The authors sought to quantify the treatment patterns and outcomes for limited-stage (LS) and extensive-stage (ES) small cell lung cancer (SCLC) in a real-world setting.
A review was conducted using the Glans-Look Research Database of patients with SCLC managed at a tertiary cancer center in Canada from 2010 to 2016. Adherence was defined as the commencement of planned SCLC treatment. Rate of compliance with the Alberta Health Services, American Society of Clinical Oncology, and National Comprehensive Cancer Network SCLC treatment guidelines was evaluated. Outcomes were analyzed using the Kaplan-Meier method and the Cox proportional hazards model.
A total of 404 patients met our inclusion criteria, 31% were LS. The median age at first treatment receipt was 67 years. LS treatment consisted mostly of chemoradiation (62%). Chemoradiation and surgery±adjuvant predicted better survival (median, 32 and 40 mo, respectively) compared with no treatment. ES treatment consisted mostly of chemotherapy (90%). Chemotherapy and thoracic radiotherapy correlated with longer overall survival (13 vs. 9 mo, respectively) compared with chemotherapy alone.
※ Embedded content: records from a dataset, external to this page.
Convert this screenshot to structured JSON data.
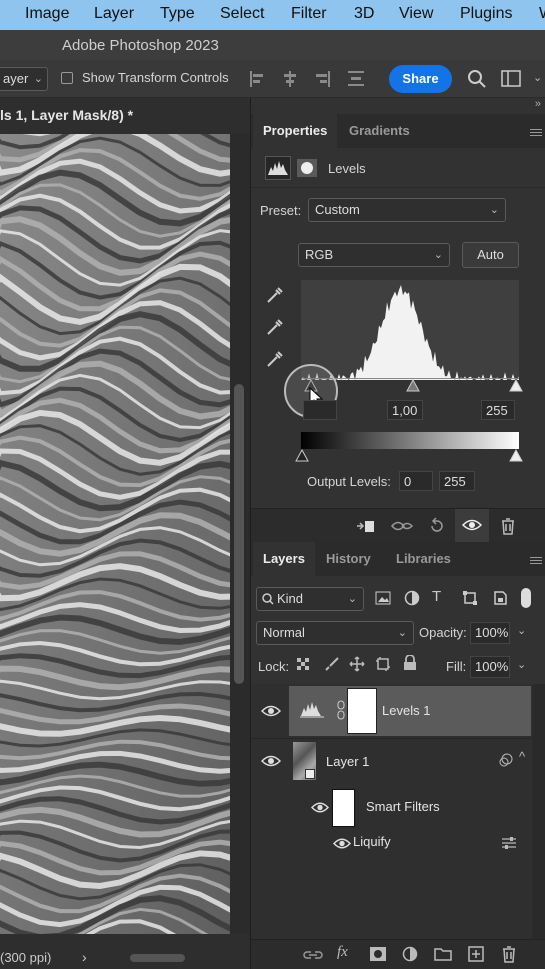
{
  "menubar": {
    "items": [
      "Image",
      "Layer",
      "Type",
      "Select",
      "Filter",
      "3D",
      "View",
      "Plugins",
      "W"
    ]
  },
  "app_title": "Adobe Photoshop 2023",
  "options": {
    "layer_select": "ayer",
    "show_transform_label": "Show Transform Controls",
    "share_label": "Share"
  },
  "document": {
    "tab_label": "ls 1, Layer Mask/8) *",
    "status": "(300 ppi)"
  },
  "properties": {
    "tabs": [
      "Properties",
      "Gradients"
    ],
    "adjustment_name": "Levels",
    "preset_label": "Preset:",
    "preset_value": "Custom",
    "channel_value": "RGB",
    "auto_label": "Auto",
    "input_black": "",
    "input_mid": "1,00",
    "input_white": "255",
    "output_label": "Output Levels:",
    "output_black": "0",
    "output_white": "255"
  },
  "layers_panel": {
    "tabs": [
      "Layers",
      "History",
      "Libraries"
    ],
    "filter_kind": "Kind",
    "blend_mode": "Normal",
    "opacity_label": "Opacity:",
    "opacity_value": "100%",
    "lock_label": "Lock:",
    "fill_label": "Fill:",
    "fill_value": "100%",
    "layers": [
      {
        "name": "Levels 1"
      },
      {
        "name": "Layer 1"
      },
      {
        "name": "Smart Filters"
      },
      {
        "name": "Liquify"
      }
    ]
  },
  "colors": {
    "accent": "#1473e6",
    "menubar": "#8fc4ee",
    "panel": "#323232"
  }
}
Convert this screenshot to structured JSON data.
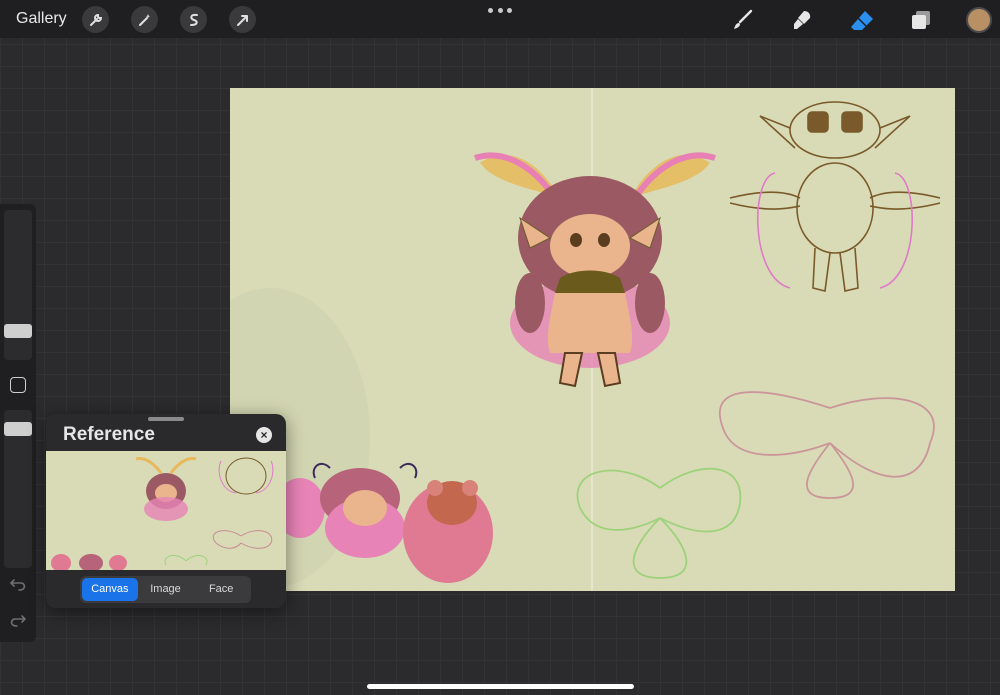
{
  "topbar": {
    "gallery_label": "Gallery",
    "left_tools": [
      "wrench-icon",
      "magic-wand-icon",
      "selection-icon",
      "transform-arrow-icon"
    ],
    "right_tools": [
      "brush-icon",
      "smudge-icon",
      "eraser-icon",
      "layers-icon"
    ],
    "active_tool": "eraser-icon",
    "current_color": "#b89063"
  },
  "reference": {
    "title": "Reference",
    "close_symbol": "×",
    "tabs": [
      "Canvas",
      "Image",
      "Face"
    ],
    "active_tab": "Canvas"
  },
  "colors": {
    "accent": "#1a73e8",
    "canvas_background": "#d8dbb6"
  }
}
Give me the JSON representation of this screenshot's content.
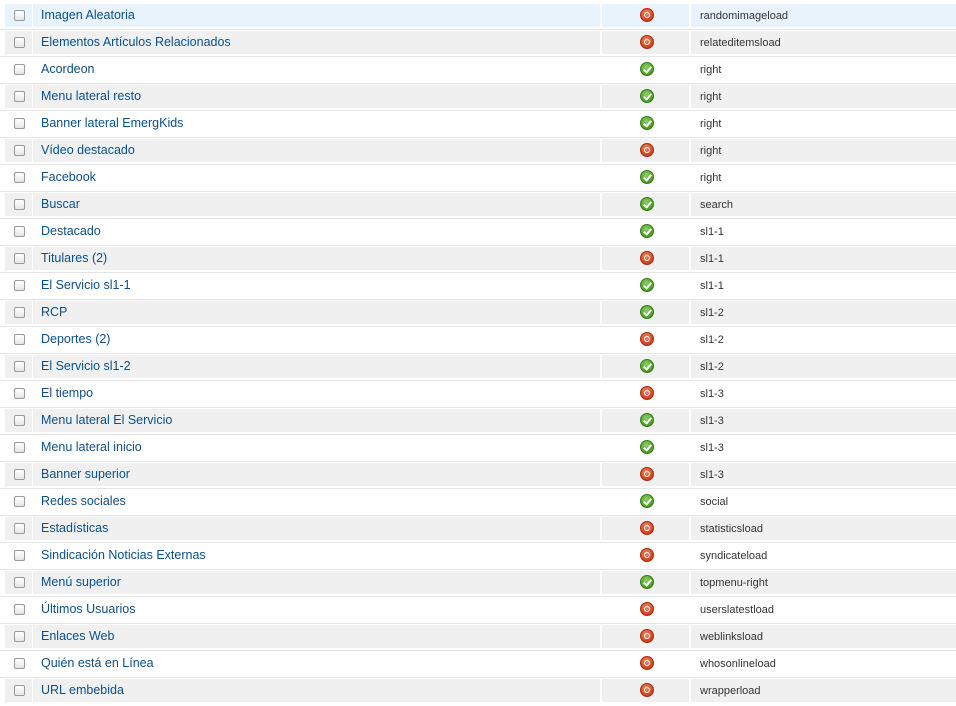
{
  "colors": {
    "title_link": "#0b4f87",
    "published": "#4a9a22",
    "unpublished": "#d0401c",
    "row_alt": "#f0f0f0",
    "row_selected": "#e9f3fd"
  },
  "modules": [
    {
      "title": "Imagen Aleatoria",
      "published": false,
      "position": "randomimageload"
    },
    {
      "title": "Elementos Artículos Relacionados",
      "published": false,
      "position": "relateditemsload"
    },
    {
      "title": "Acordeon",
      "published": true,
      "position": "right"
    },
    {
      "title": "Menu lateral resto",
      "published": true,
      "position": "right"
    },
    {
      "title": "Banner lateral EmergKids",
      "published": true,
      "position": "right"
    },
    {
      "title": "Vídeo destacado",
      "published": false,
      "position": "right"
    },
    {
      "title": "Facebook",
      "published": true,
      "position": "right"
    },
    {
      "title": "Buscar",
      "published": true,
      "position": "search"
    },
    {
      "title": "Destacado",
      "published": true,
      "position": "sl1-1"
    },
    {
      "title": "Titulares (2)",
      "published": false,
      "position": "sl1-1"
    },
    {
      "title": "El Servicio sl1-1",
      "published": true,
      "position": "sl1-1"
    },
    {
      "title": "RCP",
      "published": true,
      "position": "sl1-2"
    },
    {
      "title": "Deportes (2)",
      "published": false,
      "position": "sl1-2"
    },
    {
      "title": "El Servicio sl1-2",
      "published": true,
      "position": "sl1-2"
    },
    {
      "title": "El tiempo",
      "published": false,
      "position": "sl1-3"
    },
    {
      "title": "Menu lateral El Servicio",
      "published": true,
      "position": "sl1-3"
    },
    {
      "title": "Menu lateral inicio",
      "published": true,
      "position": "sl1-3"
    },
    {
      "title": "Banner superior",
      "published": false,
      "position": "sl1-3"
    },
    {
      "title": "Redes sociales",
      "published": true,
      "position": "social"
    },
    {
      "title": "Estadísticas",
      "published": false,
      "position": "statisticsload"
    },
    {
      "title": "Sindicación Noticias Externas",
      "published": false,
      "position": "syndicateload"
    },
    {
      "title": "Menú superior",
      "published": true,
      "position": "topmenu-right"
    },
    {
      "title": "Últimos Usuarios",
      "published": false,
      "position": "userslatestload"
    },
    {
      "title": "Enlaces Web",
      "published": false,
      "position": "weblinksload"
    },
    {
      "title": "Quién está en Línea",
      "published": false,
      "position": "whosonlineload"
    },
    {
      "title": "URL embebida",
      "published": false,
      "position": "wrapperload"
    }
  ]
}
Prophylactic cranial irradiation receipt in LS (50%) and ES (20%) predicted favorable survivals than none (LS: hazard ratio, 0.48; 95% CI, 0.29-0.79; ES: hazard ratio, 0.48; 95% CI, 0.33-0.70). Approximately a quarter of relapsed LS and ES had second-line chemotherapy; improved survival with second line was observed only in ES (P<0.01).
This study highlights high rates of guideline-recommended first treatment among the real-world LS and ES patients but it also revealed important outcome differences in relapsed LS and ES patients treated with second-line chemotherapy.